__WHAT TO PRODUCE__.
Your task is to count the lines of the records that contain "header". Answer with the number and nothing else.

__RECORDED DATA__.

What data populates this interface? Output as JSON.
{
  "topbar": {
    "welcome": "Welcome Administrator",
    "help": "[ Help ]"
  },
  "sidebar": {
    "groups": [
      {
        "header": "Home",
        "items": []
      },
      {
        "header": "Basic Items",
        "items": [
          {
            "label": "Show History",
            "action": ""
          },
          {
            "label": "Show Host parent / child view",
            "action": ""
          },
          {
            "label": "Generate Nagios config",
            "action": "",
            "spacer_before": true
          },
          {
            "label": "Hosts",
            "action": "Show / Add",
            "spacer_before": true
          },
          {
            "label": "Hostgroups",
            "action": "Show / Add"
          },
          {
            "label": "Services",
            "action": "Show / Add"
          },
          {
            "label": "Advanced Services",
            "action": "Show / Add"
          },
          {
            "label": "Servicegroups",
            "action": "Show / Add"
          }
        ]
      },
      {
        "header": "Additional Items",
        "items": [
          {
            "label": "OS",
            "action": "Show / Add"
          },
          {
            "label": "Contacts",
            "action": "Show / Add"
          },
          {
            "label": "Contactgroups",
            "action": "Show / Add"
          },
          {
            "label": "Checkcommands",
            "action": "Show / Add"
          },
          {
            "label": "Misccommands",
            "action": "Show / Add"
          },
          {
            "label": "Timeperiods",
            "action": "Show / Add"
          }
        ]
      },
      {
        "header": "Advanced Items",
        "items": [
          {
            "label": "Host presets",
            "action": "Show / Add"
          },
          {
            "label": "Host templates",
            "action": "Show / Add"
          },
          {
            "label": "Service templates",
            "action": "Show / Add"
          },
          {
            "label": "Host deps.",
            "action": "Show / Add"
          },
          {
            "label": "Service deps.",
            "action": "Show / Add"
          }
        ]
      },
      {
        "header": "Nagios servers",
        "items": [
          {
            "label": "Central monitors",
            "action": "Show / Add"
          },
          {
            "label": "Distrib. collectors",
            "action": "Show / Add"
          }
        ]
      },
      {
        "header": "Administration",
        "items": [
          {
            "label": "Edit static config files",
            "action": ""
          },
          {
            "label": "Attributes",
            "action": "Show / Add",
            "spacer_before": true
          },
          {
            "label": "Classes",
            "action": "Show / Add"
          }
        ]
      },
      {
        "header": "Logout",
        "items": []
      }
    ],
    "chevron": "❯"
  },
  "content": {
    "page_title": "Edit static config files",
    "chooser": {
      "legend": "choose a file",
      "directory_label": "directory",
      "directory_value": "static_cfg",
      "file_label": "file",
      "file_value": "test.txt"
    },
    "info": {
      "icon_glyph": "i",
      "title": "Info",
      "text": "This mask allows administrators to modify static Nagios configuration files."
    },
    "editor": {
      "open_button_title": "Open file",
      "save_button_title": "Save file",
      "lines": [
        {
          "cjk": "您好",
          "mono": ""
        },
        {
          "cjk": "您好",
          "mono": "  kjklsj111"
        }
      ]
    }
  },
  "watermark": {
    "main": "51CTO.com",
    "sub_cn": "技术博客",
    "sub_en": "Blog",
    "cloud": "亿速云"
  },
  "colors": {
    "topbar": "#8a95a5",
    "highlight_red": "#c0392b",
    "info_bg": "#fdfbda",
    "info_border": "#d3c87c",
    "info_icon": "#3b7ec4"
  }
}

__RESULT__.
7